[[ DATA FOR THIS EXERCISE open ]]

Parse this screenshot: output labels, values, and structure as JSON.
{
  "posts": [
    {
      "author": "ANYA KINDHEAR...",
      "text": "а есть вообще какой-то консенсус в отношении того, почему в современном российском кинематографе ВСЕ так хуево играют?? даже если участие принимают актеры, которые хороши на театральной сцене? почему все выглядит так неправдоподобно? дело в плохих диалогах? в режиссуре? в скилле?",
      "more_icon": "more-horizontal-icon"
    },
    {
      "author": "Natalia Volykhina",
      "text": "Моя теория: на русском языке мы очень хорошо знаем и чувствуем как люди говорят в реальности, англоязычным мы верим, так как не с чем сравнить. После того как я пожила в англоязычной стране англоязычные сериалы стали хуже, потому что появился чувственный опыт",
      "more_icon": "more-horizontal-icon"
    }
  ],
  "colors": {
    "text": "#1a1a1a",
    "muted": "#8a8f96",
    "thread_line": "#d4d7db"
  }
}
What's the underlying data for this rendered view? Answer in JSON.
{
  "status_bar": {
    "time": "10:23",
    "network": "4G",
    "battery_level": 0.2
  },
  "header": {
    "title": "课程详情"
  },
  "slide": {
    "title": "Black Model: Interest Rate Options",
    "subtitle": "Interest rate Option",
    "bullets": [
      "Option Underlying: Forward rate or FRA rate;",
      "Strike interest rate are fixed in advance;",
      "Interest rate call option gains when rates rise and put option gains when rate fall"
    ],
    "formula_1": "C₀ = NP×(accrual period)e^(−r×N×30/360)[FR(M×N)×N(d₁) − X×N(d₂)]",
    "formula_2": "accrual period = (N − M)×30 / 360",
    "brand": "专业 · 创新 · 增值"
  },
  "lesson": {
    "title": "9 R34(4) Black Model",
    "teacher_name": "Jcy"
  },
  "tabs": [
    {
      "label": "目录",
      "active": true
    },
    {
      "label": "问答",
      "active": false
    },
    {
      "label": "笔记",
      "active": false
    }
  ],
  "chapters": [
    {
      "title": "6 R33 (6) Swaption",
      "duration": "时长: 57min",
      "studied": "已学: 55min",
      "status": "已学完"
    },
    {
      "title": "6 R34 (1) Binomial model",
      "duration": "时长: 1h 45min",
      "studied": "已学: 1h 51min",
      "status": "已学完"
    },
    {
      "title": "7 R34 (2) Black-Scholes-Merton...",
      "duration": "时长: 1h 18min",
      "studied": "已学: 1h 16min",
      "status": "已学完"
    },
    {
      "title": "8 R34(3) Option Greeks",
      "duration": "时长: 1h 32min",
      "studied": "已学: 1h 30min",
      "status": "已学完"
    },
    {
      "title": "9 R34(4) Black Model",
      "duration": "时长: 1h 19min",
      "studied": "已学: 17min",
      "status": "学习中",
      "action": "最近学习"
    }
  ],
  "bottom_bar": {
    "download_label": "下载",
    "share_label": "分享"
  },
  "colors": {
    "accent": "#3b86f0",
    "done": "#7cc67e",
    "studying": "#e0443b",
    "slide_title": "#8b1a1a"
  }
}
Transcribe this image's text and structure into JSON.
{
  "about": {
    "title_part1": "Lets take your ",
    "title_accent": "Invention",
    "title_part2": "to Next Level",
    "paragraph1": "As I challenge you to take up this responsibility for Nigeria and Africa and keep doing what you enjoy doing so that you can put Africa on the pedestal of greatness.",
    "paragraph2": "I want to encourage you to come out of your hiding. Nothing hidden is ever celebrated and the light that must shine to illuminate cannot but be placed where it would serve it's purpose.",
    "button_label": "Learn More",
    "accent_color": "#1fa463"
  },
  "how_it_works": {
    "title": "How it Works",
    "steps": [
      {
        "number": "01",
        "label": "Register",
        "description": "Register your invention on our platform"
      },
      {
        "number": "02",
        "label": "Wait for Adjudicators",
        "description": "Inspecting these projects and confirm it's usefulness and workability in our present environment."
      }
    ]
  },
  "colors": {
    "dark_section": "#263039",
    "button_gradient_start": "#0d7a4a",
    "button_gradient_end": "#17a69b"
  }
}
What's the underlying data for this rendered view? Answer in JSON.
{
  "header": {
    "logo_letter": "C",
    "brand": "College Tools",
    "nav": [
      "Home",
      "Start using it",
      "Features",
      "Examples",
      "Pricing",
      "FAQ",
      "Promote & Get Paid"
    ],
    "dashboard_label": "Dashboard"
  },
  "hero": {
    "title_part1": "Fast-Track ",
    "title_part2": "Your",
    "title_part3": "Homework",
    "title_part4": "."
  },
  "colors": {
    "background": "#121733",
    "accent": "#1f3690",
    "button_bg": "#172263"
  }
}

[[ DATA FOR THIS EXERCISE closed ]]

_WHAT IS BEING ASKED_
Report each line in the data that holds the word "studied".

_ANSWER BOX_
      "studied": "已学: 55min",
      "studied": "已学: 1h 51min",
      "studied": "已学: 1h 16min",
      "studied": "已学: 1h 30min",
      "studied": "已学: 17min",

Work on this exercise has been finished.